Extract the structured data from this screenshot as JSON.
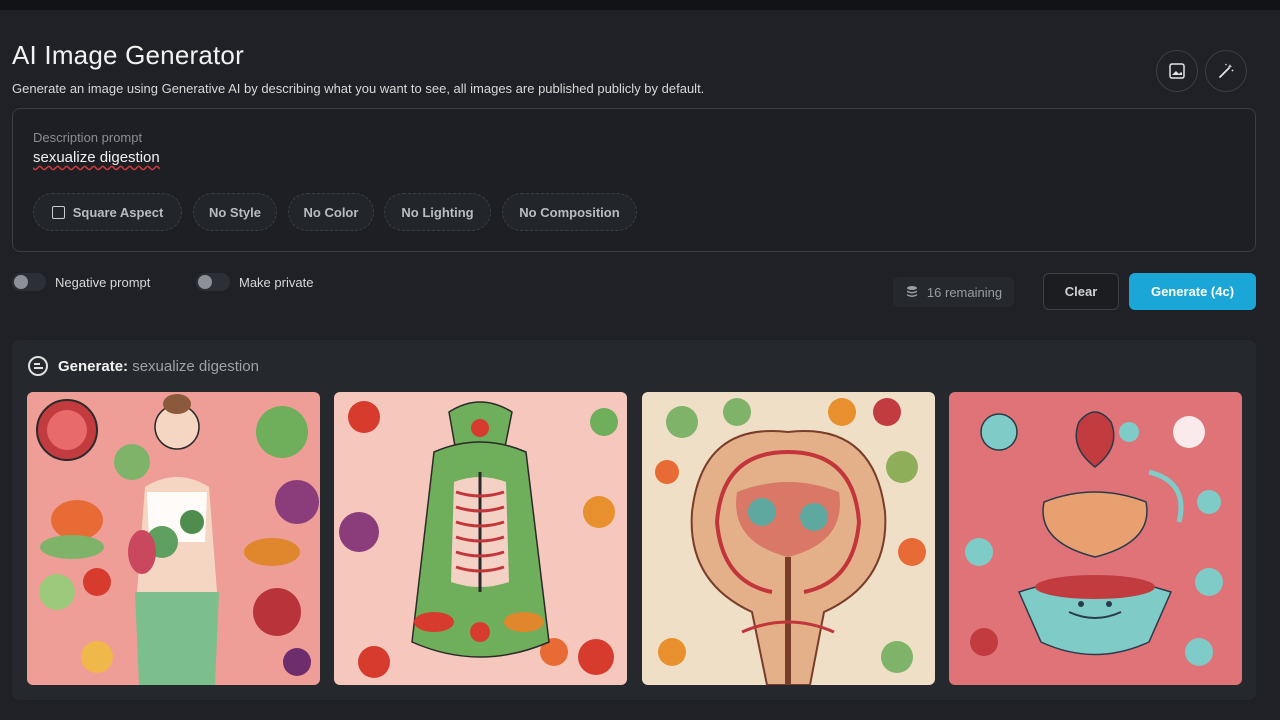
{
  "header": {
    "title": "AI Image Generator",
    "subtitle": "Generate an image using Generative AI by describing what you want to see, all images are published publicly by default."
  },
  "toolbar_icons": [
    "image-icon",
    "magic-wand-icon"
  ],
  "prompt": {
    "label": "Description prompt",
    "value": "sexualize digestion"
  },
  "chips": [
    {
      "label": "Square Aspect",
      "checkbox": true
    },
    {
      "label": "No Style"
    },
    {
      "label": "No Color"
    },
    {
      "label": "No Lighting"
    },
    {
      "label": "No Composition"
    }
  ],
  "toggles": [
    {
      "label": "Negative prompt",
      "on": false
    },
    {
      "label": "Make private",
      "on": false
    }
  ],
  "credits": {
    "remaining_label": "16 remaining",
    "icon": "coin-stack-icon"
  },
  "actions": {
    "clear_label": "Clear",
    "generate_label": "Generate (4c)",
    "generate_color": "#1ba6d8"
  },
  "results": {
    "header_icon": "generate-icon",
    "header_prefix": "Generate:",
    "header_prompt": "sexualize digestion",
    "images": [
      {
        "name": "generated-image-1",
        "bg": "#ef9d97"
      },
      {
        "name": "generated-image-2",
        "bg": "#f6c7bd"
      },
      {
        "name": "generated-image-3",
        "bg": "#eedfc6"
      },
      {
        "name": "generated-image-4",
        "bg": "#df7378"
      }
    ]
  }
}
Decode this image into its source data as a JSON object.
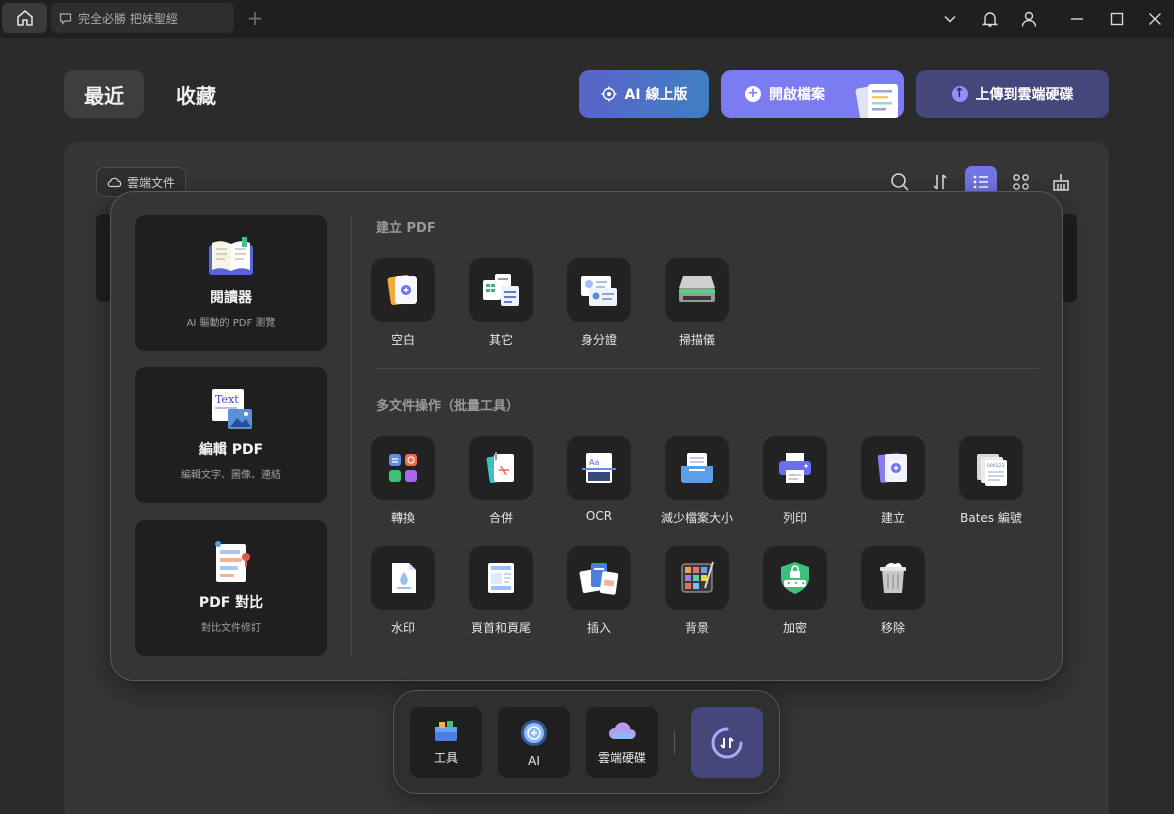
{
  "titlebar": {
    "tab_title": "完全必勝 把妹聖經",
    "new_tab": "+"
  },
  "header": {
    "tabs": [
      {
        "label": "最近",
        "active": true
      },
      {
        "label": "收藏",
        "active": false
      }
    ],
    "ai_button": "AI 線上版",
    "open_button": "開啟檔案",
    "upload_button": "上傳到雲端硬碟"
  },
  "panel": {
    "cloud_chip": "雲端文件"
  },
  "popup": {
    "features": [
      {
        "title": "閱讀器",
        "subtitle": "AI 驅動的 PDF 瀏覽"
      },
      {
        "title": "編輯 PDF",
        "subtitle": "編輯文字、圖像、連結"
      },
      {
        "title": "PDF 對比",
        "subtitle": "對比文件修訂"
      }
    ],
    "create_section": {
      "title": "建立 PDF",
      "items": [
        "空白",
        "其它",
        "身分證",
        "掃描儀"
      ]
    },
    "batch_section": {
      "title": "多文件操作（批量工具）",
      "items": [
        "轉換",
        "合併",
        "OCR",
        "減少檔案大小",
        "列印",
        "建立",
        "Bates 編號",
        "水印",
        "頁首和頁尾",
        "插入",
        "背景",
        "加密",
        "移除"
      ]
    }
  },
  "dock": {
    "items": [
      "工具",
      "AI",
      "雲端硬碟"
    ]
  },
  "colors": {
    "accent": "#7477e8",
    "ai_gradient_start": "#5a63c8",
    "ai_gradient_end": "#3f7fc2",
    "open_button": "#7b7cf2",
    "upload_button": "#45467a"
  }
}
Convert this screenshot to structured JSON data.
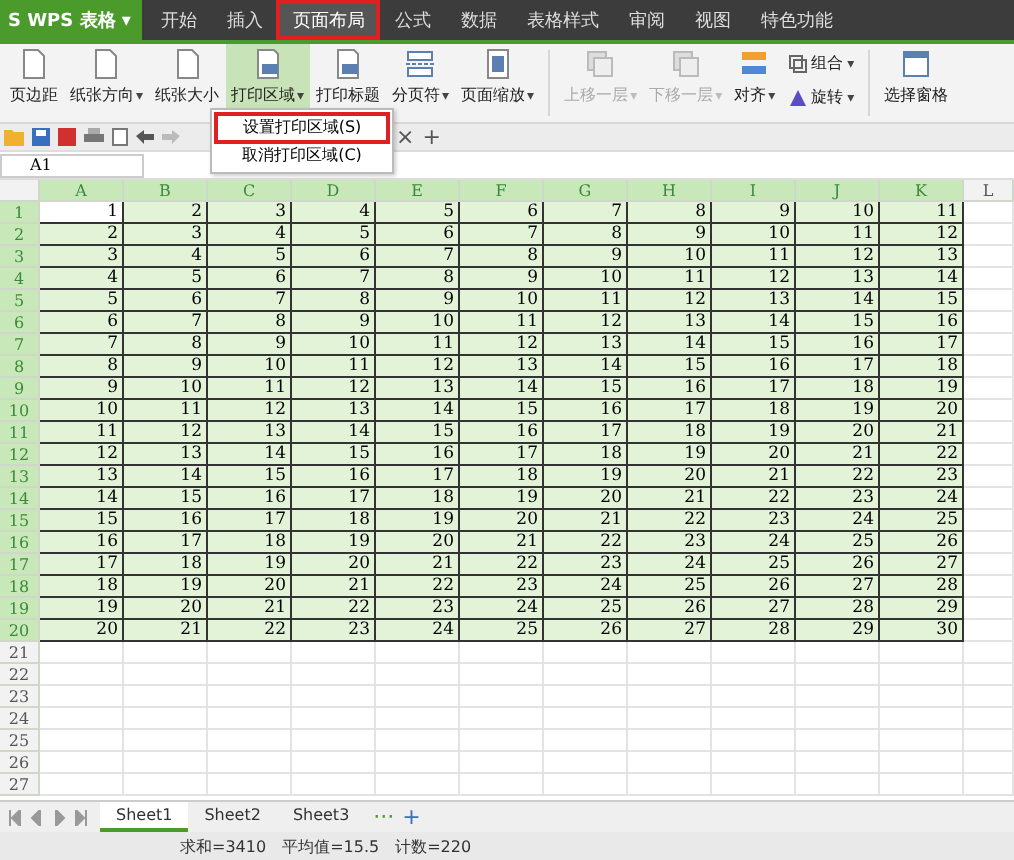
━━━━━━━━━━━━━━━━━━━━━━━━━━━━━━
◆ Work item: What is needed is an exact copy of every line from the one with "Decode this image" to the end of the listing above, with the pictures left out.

◆ Expected output:
Decode this image into its source data as a JSON object.
{
  "titlebar": {
    "tab_title": "完全必勝 把妹聖經",
    "new_tab": "+"
  },
  "header": {
    "tabs": [
      {
        "label": "最近",
        "active": true
      },
      {
        "label": "收藏",
        "active": false
      }
    ],
    "ai_button": "AI 線上版",
    "open_button": "開啟檔案",
    "upload_button": "上傳到雲端硬碟"
  },
  "panel": {
    "cloud_chip": "雲端文件"
  },
  "popup": {
    "features": [
      {
        "title": "閱讀器",
        "subtitle": "AI 驅動的 PDF 瀏覽"
      },
      {
        "title": "編輯 PDF",
        "subtitle": "編輯文字、圖像、連結"
      },
      {
        "title": "PDF 對比",
        "subtitle": "對比文件修訂"
      }
    ],
    "create_section": {
      "title": "建立 PDF",
      "items": [
        "空白",
        "其它",
        "身分證",
        "掃描儀"
      ]
    },
    "batch_section": {
      "title": "多文件操作（批量工具）",
      "items": [
        "轉換",
        "合併",
        "OCR",
        "減少檔案大小",
        "列印",
        "建立",
        "Bates 編號",
        "水印",
        "頁首和頁尾",
        "插入",
        "背景",
        "加密",
        "移除"
      ]
    }
  },
  "dock": {
    "items": [
      "工具",
      "AI",
      "雲端硬碟"
    ]
  },
  "colors": {
    "accent": "#7477e8",
    "ai_gradient_start": "#5a63c8",
    "ai_gradient_end": "#3f7fc2",
    "open_button": "#7b7cf2",
    "upload_button": "#45467a"
  }
}
Convert this screenshot to structured JSON data.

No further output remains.